I get an Alert on the park wide network that the Boeing sponsored rocket launch is at T-minus 1 minute. This is the big event we have all come out to watch. Boeing teaming with rocket clubs around the world will attempt to simultaneously launch rockets from every park. As the first park, Surveyor is hosting the largest of the rockets and this year’s winner of the “Largest Rocket Contest.” I turn control of Sasha over to Alexa and click on one of the quad-copters, I really wanted a view of the rocket from the blimp but this will work nearly as well. 3, 2, 1… I click on the rocket… lift-off. Wow this is amazing as I view the Earth receding below me. Now for the tricky part that I have been planning for weeks. As we reach apogee I open the Park tab in my browser and zoom out from Surveyor park to the world map identifying all the other parks, I quickly locate Viking park located in the Andes Mountains in Chile. Zooming in on the park I locate a circle of green dots. This must be bots watching their launch. I click on a random green dot and find myself looking up at a small white dot descending to Earth. I click on the dot and find myself looking down on majestic snowcapped mountains – Wow wait until I post this on You Tube.
I end my day’s adventure in the typical fashion, zooming out from the parks located on the Earth, past the Moon Park, and finally find a bot on our newest park on Mars. The view is truly otherworldly. Mike and I, along with most of the members of the San Diego Makers Society, are pooling our intellectual and financial resources for our next bot. Can you guess where we are going?

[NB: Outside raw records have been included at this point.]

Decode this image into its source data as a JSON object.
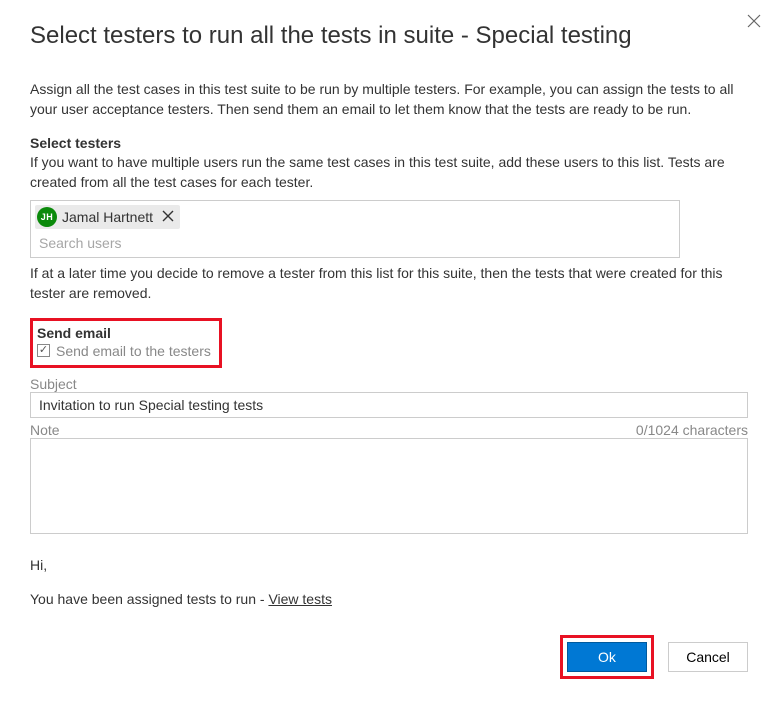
{
  "dialog": {
    "title": "Select testers to run all the tests in suite - Special testing",
    "intro": "Assign all the test cases in this test suite to be run by multiple testers. For example, you can assign the tests to all your user acceptance testers. Then send them an email to let them know that the tests are ready to be run."
  },
  "testers": {
    "section_title": "Select testers",
    "section_desc": "If you want to have multiple users run the same test cases in this test suite, add these users to this list. Tests are created from all the test cases for each tester.",
    "items": [
      {
        "initials": "JH",
        "name": "Jamal Hartnett"
      }
    ],
    "search_placeholder": "Search users",
    "remove_note": "If at a later time you decide to remove a tester from this list for this suite, then the tests that were created for this tester are removed."
  },
  "email": {
    "section_title": "Send email",
    "checkbox_label": "Send email to the testers",
    "checkbox_checked": true,
    "subject_label": "Subject",
    "subject_value": "Invitation to run Special testing tests",
    "note_label": "Note",
    "char_count": "0/1024 characters",
    "note_value": "",
    "preview_greeting": "Hi,",
    "preview_body": "You have been assigned tests to run - ",
    "view_tests_link": "View tests"
  },
  "buttons": {
    "ok": "Ok",
    "cancel": "Cancel"
  }
}
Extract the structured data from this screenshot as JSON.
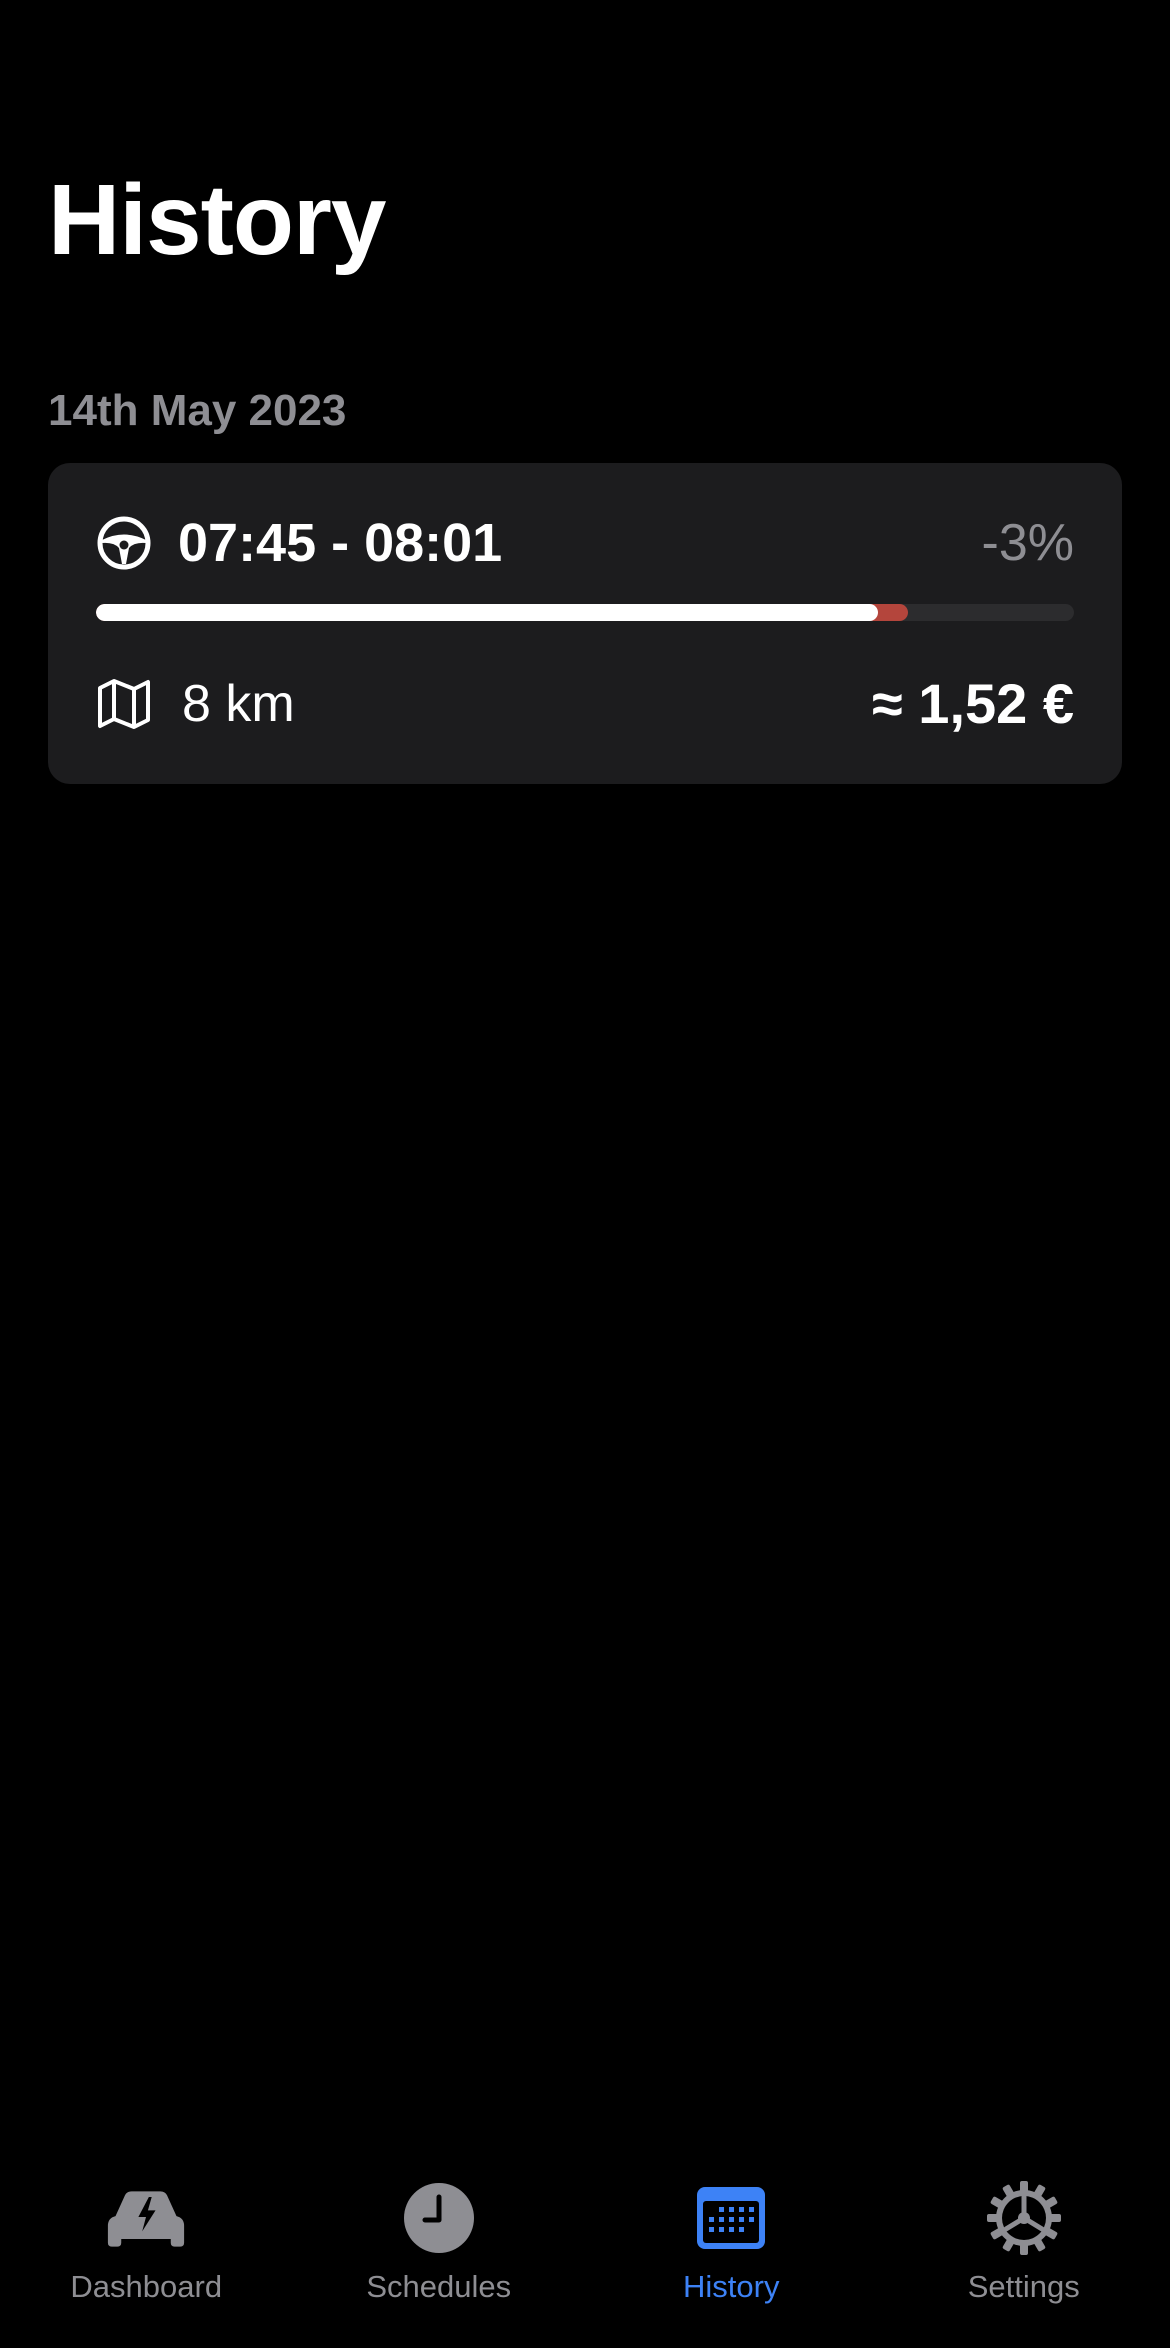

Forming Corporate Partnerships is critical to the success of AoSA-Adventure. In this story, I introduced over a dozen potential sponsors. I selected these companies for illustrative purposes only and no endorsement is implied. Please contact us if you would like your company included the “The Story.”